There are a number of medications, from nasal sprays to antihistamines, that can treat allergies effectively, but you need to plan ahead.
They take some time to work, so start two to four weeks before allergy season.
“Allergy season varies depending on where you live and what your allergies are,” she said. “For most people, spring allergies due to tree pollens begin in February and last until early summer. For fall allergies due to ragweed pollen, primarily on the East Coast and [in the] Midwest, this season begins in August and lasts until the first frost, usually in November.”
On bad days, just stay inside
While Rubin recommends that serious patients seek treatment to avoid being cooped up at home, if seeing a doctor isn’t an option, staying out and keeping windows closed and air conditioning on is sometimes the best way to handle a situation. particularly brutal. pollen or ragweed day.
Skip the Benadryl
For many, Benadryl, also known as diphenhydramine, is the drug of choice. Not so fast, Rubin warns.

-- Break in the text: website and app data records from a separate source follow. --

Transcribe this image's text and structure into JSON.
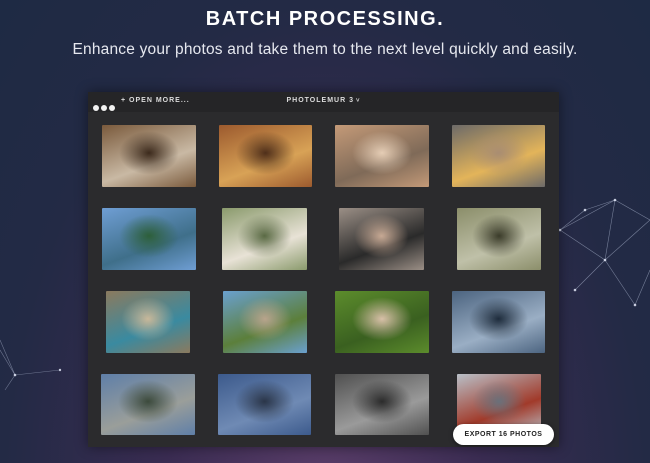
{
  "hero": {
    "title": "BATCH PROCESSING.",
    "subtitle": "Enhance your photos and take them to the next level quickly and easily."
  },
  "window": {
    "open_more_label": "+ OPEN MORE...",
    "app_title": "PHOTOLEMUR 3",
    "app_title_caret": "˅",
    "export_label": "EXPORT 16 PHOTOS"
  },
  "photos": [
    {
      "subject": "woman in doorway",
      "colors": [
        "#7a5a3c",
        "#c9b9a4",
        "#3c2a1c"
      ]
    },
    {
      "subject": "woman with bicycle by wooden wall",
      "colors": [
        "#9c5a2e",
        "#d8a256",
        "#4f2f1a"
      ]
    },
    {
      "subject": "woman with hand in hair",
      "colors": [
        "#c49a78",
        "#7f6a58",
        "#e5cdb5"
      ]
    },
    {
      "subject": "woman with flower crown",
      "colors": [
        "#6d6a68",
        "#e3b45a",
        "#a98d72"
      ]
    },
    {
      "subject": "mountain lake landscape",
      "colors": [
        "#6f9ed4",
        "#3f6f8a",
        "#2d5f3a"
      ]
    },
    {
      "subject": "woman with sunglasses",
      "colors": [
        "#8a9a6c",
        "#e8e2d6",
        "#5a6a44"
      ]
    },
    {
      "subject": "woman with glasses",
      "colors": [
        "#9b8f86",
        "#2a2a2a",
        "#c7a994"
      ]
    },
    {
      "subject": "woman by wall and plants",
      "colors": [
        "#8b8e6a",
        "#bfc0a8",
        "#3b3c2a"
      ]
    },
    {
      "subject": "child on road",
      "colors": [
        "#8b7a5e",
        "#3a8aa0",
        "#c8b89a"
      ]
    },
    {
      "subject": "couple under palm trees",
      "colors": [
        "#6aa0cf",
        "#5c7f3b",
        "#b8a48c"
      ]
    },
    {
      "subject": "woman in green foliage",
      "colors": [
        "#5c8c2c",
        "#3a6020",
        "#d8c0a8"
      ]
    },
    {
      "subject": "mountain lake at dusk",
      "colors": [
        "#4c6480",
        "#9aaec4",
        "#1e2c3c"
      ]
    },
    {
      "subject": "car on open road",
      "colors": [
        "#5f7fa8",
        "#9a9e9a",
        "#3c4a3c"
      ]
    },
    {
      "subject": "city skyline at dusk",
      "colors": [
        "#3c5a8c",
        "#6f8ab4",
        "#2a3548"
      ]
    },
    {
      "subject": "road through dark hills",
      "colors": [
        "#505050",
        "#9a9a9a",
        "#2b2b2b"
      ]
    },
    {
      "subject": "golden gate bridge",
      "colors": [
        "#b9c0c8",
        "#a13a2a",
        "#6a707a"
      ]
    }
  ]
}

“[It] it can easily get into your brain and cause significant sedation that can easily last into the next day and disrupt your sleep cycle, worsening your sleep quality,” he said.
Other unpleasant side effects can include dry mouth, blurred vision, urinary retention and constipation, depending on the doctor.
Stick to the newer drugs like Claritin, Allegra and Xyzal, he said,
“[These] they have been modified to be less likely to enter your brain and cause sedation,” he said. “They are much safer to use.”
Don’t waste your money on local honey
“There is a lot of bad information on the internet about what you should do for a cough and cold,” he said. “The classic is, ‘Does local honey treat allergies?’”
“It’s a myth,” Rubin warned. “It’s the idea that if you eat local honey, you get some pollen and it can help with your allergies.”
Not really, he said.
“The pollen you get is very small and inconsistent; most of the time it is not the type of pollen that people are allergic to.”
Sleep is a powerful drug.
“People with severe allergies don’t sleep as well, and lack of sleep is linked to many health problems,” he said.
Rinse your sinuses before bed to help you sleep, and talk to your doctor about the best medications to take, he said.
Be kind to the person next to you, they might be hurting
“When people have significant allergy symptoms, they can have severe sinus pain and pressure that feels like migraines,” he said.
“It affects people’s quality of life, their ability to sleep, their mood, whether they can go to work. Hopefully people can see that and empathize.”